A. The Code of Canon Law (CIC) for the Latin rites of the Catholic Church was promulgated in 1983, while the Code of Canons for Eastern Churches (CCEO) came into effect some years later (1990). The CCEO gathers into one text the laws common to 22 of the sui iuris churches of the Eastern tradition. Like the CIC, the CCEO does not regulate liturgy or the procedures for canonization, but it does cover Church organization and the sacraments, especially marriage.

The 1983 Code of Canon Law (CIC) provided a substantial updating to the code of 1917 and responded to a request of the Second Vatican Council. The CCEO is not an updating of a previous document, but the first of its kind, gathering common norms for the Oriental churches. 

All Catholics are subject to the authority of the pope, but in the Catholic Church there are currently 23 rites — the Latin rite, and 22 ancient or Eastern rites. The CIC covers the Latin rite, and the CCEO covers the rest.

Q. My roots are Catholic, However, at age 7, I went to Church with friends whose parents were either ministers or deacons of other religions. I read in the King James Bible to call no man father, but Our Father in heaven. Why do we call priests father, when His word says not to? 

Robin, via e-mail 

A. I think that you are suffering from “fundamentalist gridlock” and taking the scriptural verse out of context. You need to read the entire Bible and pay attention to all of the verses and relate them to each other. Our Lord Jesus Christ himself taught us to “honor your father and your mother” (Mt19:19) and also reminded the Jews, “Your ancestors ate the manna in the desert, but they died” (Jn 6:48). So, if Jesus taught us to “call no one on earth your father,” why does He quote the Fourth Commandment and refer to the Jewish ancestors as fathers? Being God, He cannot contradict himself, so there must be a deeper meaning to the notion call no man father but our Father in heaven.” 

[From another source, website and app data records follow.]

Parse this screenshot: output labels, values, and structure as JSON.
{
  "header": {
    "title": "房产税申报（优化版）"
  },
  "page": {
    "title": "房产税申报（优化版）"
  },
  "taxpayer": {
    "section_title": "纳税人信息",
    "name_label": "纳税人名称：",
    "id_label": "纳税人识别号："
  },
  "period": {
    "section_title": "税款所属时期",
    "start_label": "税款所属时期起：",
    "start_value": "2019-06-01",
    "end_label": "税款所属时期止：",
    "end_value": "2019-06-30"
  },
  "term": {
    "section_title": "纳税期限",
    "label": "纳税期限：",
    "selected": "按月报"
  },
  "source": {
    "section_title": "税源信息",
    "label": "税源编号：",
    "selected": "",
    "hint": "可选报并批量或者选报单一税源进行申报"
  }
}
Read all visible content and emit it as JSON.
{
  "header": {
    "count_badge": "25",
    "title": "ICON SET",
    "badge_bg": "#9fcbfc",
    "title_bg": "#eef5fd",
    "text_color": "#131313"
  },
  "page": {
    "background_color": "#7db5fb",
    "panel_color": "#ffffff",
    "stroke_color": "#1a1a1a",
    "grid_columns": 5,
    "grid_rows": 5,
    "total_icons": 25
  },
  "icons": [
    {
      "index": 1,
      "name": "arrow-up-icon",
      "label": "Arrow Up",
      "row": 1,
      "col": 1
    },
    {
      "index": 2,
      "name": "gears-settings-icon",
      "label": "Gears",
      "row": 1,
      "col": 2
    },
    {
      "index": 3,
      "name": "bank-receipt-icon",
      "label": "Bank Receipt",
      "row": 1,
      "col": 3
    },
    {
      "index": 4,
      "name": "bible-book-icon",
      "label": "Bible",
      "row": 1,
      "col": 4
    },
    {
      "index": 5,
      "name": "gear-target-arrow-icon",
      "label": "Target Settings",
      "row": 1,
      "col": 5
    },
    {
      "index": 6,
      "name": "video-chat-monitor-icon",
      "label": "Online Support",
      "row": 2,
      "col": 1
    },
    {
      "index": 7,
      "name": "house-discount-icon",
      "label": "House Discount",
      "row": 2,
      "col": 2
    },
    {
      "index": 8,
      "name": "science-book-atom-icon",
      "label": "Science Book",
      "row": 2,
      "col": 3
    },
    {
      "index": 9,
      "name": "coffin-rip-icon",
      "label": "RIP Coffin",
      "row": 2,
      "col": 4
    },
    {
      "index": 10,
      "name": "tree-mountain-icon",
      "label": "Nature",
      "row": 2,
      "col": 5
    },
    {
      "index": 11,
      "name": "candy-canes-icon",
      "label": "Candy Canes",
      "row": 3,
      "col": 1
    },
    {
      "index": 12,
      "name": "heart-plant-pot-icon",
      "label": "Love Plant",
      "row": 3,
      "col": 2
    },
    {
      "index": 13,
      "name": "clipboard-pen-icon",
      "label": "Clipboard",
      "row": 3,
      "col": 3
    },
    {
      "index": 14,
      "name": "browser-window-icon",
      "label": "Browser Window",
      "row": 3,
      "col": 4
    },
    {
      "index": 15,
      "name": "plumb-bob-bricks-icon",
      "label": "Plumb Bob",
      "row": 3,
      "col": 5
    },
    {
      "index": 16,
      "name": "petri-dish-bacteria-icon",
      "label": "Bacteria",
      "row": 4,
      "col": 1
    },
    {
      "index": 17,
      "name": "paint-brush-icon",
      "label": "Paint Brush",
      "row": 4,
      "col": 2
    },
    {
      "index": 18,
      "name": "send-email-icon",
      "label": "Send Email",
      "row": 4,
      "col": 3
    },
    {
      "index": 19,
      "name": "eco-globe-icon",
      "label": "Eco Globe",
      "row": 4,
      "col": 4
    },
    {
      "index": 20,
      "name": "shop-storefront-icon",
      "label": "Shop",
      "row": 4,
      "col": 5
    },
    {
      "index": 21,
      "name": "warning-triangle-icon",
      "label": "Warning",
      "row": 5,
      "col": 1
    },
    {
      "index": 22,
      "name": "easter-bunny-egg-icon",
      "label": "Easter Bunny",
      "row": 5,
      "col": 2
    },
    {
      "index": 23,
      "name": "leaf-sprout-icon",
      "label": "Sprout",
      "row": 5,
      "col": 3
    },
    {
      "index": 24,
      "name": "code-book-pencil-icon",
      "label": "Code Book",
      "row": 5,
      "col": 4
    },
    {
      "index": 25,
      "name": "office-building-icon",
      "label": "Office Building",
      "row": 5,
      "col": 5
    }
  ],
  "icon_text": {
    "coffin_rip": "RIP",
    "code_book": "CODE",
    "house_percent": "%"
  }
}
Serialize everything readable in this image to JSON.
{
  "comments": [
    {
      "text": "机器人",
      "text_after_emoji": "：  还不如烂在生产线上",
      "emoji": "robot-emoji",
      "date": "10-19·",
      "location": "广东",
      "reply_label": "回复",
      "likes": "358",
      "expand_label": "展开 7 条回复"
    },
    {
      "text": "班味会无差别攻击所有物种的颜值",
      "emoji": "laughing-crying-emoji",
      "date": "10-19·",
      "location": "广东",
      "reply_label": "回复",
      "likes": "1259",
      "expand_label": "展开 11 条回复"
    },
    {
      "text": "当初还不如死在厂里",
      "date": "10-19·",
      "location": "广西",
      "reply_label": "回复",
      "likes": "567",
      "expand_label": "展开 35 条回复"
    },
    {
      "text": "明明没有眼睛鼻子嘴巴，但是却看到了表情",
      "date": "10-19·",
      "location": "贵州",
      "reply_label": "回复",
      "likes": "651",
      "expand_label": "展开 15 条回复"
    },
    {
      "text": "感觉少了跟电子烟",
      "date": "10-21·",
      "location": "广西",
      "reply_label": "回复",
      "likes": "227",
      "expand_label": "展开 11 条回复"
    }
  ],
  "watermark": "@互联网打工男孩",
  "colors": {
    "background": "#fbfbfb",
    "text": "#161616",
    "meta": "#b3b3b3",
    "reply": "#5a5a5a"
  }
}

Your question refers to Matthew 23:9 when Jesus said, “Call no one on earth your father; you have but one Father in heaven.” And yet I think all Christians call their dad “father” and vice versa, and this does not normally present a problem to them. 

The origin of calling priests “father” probably goes all the way back to apostolic times when St. Paul wrote: “Even if you should have countless guides to Christ, yet you do not have many fathers, for I became your father in Christ Jesus through the gospel” (1 Cor 4:15). 

When Jesus said, “call no one on earth your father; you have but one Father in heaven,” He taught us that all fatherhood and all authority comes from God the Father in heaven, source of all life and truth. For that reason we should revere, respect and obey legitimate authority as we recognize that fatherhood is a great gift to the human race. Now more than ever we need to promote and recover a high regard for fatherhood. Children who grow up fatherless are at much higher risk for bad behavior. 

We call priests “father” because they participate in the spiritual fatherhood of God as His ministers. For that reason, we respect priests because of their office of service. 

Rev. Francis Hoffman, J.C.D., Executive Director of Relevant Radio. Follow him on his Facebook page “Father Rocky.”